It is difficult to keep up correspondence under such conditions as yours, and all the more so for one of Cyril’s temperament, for he’s never so far as I know, a born letter-writer. But perhaps since you wrote last you’ve heard again from him and feel better about it. I agree that you had to sign for the duration, I don’t think my folks always look at things in broad lines. The result of living in the country with restricted outlook. Cyril may perhaps hardly realize conditions in England, he’s been away so long. But unless it turned out that your present job actually stood in the way I don’t think he’d worry. If it did of course he would and so would any man but don’t meet that possibility half-way. All the indications are that by the time he’s able to get home your contract will be terminable - or at least you could get leave. The WAAC is not a celibate body is it? And the present mood is not to make marriage difficult.


We of this generation are mostly sacrificing something for the country - from actual lives down to the loss of happy years of married companionship, down lower still to money or comforts or amusements, but afterwards we, or more likely those who follow, will say it was all worthwhile, and it will have been, too, however difficult one finds it at times.

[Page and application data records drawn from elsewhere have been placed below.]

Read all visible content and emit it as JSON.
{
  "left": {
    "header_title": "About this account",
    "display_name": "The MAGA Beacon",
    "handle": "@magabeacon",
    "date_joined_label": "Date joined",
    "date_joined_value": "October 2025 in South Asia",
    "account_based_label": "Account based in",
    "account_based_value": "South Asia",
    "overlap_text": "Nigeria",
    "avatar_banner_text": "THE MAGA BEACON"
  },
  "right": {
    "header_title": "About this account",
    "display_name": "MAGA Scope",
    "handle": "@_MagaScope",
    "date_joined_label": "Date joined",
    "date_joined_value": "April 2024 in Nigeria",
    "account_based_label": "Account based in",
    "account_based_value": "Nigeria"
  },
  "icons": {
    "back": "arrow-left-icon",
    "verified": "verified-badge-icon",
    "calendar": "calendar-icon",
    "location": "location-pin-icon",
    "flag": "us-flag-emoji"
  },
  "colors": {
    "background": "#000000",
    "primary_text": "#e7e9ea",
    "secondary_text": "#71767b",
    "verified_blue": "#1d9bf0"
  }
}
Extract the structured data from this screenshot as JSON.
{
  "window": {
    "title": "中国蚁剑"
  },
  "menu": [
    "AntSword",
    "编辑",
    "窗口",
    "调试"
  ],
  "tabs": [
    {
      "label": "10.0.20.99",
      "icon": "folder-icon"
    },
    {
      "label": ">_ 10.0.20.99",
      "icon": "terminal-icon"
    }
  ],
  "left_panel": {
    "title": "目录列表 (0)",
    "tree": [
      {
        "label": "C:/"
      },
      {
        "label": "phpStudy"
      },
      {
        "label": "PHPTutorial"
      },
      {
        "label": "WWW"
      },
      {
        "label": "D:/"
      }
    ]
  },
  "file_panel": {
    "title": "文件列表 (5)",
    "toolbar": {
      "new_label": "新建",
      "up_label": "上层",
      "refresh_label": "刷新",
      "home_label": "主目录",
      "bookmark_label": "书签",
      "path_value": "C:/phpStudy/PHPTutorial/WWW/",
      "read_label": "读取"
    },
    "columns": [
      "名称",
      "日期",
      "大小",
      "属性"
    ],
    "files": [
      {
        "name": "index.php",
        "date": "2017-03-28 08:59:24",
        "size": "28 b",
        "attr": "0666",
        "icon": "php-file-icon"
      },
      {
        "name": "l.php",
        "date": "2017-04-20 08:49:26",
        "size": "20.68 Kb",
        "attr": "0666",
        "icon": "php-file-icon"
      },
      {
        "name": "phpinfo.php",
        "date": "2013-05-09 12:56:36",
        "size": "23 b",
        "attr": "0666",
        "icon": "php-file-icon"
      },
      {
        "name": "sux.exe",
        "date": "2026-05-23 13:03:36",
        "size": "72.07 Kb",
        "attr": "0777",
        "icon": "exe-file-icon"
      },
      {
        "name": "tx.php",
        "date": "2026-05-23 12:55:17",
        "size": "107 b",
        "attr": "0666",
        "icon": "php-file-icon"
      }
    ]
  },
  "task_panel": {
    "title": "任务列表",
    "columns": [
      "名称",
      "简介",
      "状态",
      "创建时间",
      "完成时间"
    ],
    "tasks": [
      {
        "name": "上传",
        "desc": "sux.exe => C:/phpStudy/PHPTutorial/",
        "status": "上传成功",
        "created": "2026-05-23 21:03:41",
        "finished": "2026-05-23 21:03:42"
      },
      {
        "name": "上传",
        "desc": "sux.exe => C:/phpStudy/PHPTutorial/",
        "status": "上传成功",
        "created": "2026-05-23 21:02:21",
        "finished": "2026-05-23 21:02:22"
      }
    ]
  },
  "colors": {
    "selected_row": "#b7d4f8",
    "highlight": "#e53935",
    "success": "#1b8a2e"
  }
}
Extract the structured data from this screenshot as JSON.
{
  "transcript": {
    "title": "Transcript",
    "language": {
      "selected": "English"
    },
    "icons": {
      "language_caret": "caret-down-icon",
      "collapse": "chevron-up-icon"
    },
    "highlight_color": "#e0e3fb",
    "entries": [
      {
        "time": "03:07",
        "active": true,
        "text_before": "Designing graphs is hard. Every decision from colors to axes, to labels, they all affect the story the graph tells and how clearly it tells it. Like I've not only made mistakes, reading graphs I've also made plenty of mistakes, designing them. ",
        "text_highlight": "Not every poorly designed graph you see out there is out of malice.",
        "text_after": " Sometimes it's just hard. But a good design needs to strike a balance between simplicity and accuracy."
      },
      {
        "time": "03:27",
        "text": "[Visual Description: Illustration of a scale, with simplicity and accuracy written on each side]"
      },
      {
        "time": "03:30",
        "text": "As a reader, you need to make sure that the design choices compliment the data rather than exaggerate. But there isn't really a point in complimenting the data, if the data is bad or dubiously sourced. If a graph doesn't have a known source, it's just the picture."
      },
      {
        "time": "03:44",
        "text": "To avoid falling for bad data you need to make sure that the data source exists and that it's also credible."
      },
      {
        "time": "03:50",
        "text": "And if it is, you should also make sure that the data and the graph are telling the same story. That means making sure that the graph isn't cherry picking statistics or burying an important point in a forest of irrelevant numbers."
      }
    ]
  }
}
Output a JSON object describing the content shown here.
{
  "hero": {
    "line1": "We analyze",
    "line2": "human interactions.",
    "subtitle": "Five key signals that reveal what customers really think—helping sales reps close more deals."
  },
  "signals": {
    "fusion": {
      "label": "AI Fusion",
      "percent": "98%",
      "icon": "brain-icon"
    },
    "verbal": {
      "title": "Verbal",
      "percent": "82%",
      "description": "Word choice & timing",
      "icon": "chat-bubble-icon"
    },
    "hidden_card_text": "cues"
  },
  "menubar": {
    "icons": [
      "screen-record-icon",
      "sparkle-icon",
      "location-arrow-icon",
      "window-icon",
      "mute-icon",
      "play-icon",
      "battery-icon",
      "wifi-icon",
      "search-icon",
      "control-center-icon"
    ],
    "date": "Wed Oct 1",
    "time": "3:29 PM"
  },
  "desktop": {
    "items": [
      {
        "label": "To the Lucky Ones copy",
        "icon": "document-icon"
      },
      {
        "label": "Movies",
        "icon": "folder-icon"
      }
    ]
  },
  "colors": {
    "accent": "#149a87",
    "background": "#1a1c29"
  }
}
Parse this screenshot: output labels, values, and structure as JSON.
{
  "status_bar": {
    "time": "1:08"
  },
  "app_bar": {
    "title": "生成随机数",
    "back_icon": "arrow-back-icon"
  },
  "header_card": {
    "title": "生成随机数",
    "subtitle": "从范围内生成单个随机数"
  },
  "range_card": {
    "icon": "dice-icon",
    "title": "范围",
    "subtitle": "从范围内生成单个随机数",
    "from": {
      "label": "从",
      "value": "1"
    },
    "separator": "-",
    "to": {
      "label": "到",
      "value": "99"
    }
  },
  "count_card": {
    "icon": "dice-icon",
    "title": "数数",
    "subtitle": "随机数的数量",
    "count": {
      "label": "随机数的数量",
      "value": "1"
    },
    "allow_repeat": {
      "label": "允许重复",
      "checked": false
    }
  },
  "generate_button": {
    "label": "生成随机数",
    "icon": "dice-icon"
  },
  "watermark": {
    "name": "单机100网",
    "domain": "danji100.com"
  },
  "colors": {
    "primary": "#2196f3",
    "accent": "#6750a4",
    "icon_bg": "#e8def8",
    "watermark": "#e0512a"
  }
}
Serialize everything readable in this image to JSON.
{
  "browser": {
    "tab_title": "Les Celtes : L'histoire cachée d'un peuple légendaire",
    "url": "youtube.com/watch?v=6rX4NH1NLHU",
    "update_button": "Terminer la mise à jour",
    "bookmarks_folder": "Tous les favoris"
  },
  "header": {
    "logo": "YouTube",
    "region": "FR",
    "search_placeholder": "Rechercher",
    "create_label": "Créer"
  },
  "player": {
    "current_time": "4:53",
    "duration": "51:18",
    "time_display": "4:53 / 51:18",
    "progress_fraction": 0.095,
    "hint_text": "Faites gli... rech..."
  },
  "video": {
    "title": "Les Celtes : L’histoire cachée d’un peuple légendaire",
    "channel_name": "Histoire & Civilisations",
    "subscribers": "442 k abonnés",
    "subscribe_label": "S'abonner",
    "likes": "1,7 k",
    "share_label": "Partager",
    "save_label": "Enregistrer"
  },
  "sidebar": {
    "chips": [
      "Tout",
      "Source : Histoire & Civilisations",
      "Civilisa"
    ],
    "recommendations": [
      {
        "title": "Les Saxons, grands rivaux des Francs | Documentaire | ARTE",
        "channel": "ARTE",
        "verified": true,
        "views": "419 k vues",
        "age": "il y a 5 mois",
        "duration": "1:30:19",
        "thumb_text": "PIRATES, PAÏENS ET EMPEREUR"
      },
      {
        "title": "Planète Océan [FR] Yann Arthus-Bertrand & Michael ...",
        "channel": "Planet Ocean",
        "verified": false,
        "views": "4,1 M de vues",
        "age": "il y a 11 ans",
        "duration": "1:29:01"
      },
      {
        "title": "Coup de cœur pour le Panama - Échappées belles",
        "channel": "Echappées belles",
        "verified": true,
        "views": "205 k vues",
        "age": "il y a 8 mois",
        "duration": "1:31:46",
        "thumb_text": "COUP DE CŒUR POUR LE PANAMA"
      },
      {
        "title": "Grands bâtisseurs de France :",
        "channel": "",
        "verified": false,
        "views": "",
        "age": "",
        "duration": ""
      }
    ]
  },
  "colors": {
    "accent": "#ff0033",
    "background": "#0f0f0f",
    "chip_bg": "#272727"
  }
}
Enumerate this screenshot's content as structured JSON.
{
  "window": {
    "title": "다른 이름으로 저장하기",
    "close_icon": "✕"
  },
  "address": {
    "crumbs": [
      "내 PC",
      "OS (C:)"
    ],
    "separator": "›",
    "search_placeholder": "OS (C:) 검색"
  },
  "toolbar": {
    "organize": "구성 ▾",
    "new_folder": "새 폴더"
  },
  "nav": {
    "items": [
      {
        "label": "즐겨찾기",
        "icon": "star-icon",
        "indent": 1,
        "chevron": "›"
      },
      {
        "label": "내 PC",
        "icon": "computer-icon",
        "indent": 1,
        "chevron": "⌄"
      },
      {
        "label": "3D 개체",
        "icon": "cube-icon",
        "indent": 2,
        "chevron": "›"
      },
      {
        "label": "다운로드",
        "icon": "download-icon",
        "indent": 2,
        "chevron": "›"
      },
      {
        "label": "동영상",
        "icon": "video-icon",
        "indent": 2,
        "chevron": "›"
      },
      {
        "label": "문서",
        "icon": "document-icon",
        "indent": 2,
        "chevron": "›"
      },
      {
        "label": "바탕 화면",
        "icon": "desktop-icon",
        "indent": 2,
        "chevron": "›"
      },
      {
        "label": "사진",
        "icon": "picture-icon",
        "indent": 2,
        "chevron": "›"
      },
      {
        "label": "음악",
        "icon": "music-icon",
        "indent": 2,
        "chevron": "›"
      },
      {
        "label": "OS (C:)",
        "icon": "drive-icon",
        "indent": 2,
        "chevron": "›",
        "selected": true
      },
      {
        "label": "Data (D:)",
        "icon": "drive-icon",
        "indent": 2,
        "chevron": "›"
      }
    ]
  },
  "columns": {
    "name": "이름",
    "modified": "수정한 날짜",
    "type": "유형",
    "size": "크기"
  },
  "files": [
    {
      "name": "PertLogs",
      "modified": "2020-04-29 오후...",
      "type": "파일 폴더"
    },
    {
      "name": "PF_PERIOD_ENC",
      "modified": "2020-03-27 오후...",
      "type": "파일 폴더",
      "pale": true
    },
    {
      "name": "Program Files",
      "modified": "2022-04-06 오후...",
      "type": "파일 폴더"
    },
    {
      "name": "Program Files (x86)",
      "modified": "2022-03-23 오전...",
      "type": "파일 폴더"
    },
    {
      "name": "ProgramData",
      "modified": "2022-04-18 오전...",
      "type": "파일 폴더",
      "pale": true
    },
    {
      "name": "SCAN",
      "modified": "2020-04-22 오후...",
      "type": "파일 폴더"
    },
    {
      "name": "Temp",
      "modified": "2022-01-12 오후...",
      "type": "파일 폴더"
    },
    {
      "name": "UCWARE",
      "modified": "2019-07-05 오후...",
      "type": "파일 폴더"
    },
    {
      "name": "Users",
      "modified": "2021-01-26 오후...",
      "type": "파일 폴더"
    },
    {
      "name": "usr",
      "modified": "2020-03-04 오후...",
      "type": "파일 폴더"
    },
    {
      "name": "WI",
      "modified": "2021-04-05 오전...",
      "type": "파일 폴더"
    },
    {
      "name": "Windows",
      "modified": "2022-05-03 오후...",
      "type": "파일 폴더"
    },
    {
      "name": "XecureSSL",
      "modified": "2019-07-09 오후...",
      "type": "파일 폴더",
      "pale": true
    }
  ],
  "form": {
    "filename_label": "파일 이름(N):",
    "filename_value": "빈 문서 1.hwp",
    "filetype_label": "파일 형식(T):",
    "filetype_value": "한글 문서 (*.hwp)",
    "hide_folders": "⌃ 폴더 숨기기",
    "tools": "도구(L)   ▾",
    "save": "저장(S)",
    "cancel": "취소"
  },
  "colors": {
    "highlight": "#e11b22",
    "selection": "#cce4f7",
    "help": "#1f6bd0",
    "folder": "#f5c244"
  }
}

I’m very glad you and Mary were able to meet again at Badsey. Baby is a great joy to us and it’s splendid for me out here to know how sensibly Mary is bringing her up. I hope very much to be able to get over while they are at Porthcawl this winter.


Take care of yourself and don’t get too much mixed up with Army Forms. Can you “put up” a memo yet in the approved official style?!


My address is No 3 Mobile Lab, First Army, BEF - and I’ll hope to hear some time that you’re well and happy in your work and other things.


With love

Yours affectionately

Arthur F Sladden


PS - Perhaps all correspondence ought to go through your CO! AFS

Letter Images
Type of Correspondence
Envelope containing 2 sheets of notepaper
Location of Document
Imperial War Museum
Record Office Reference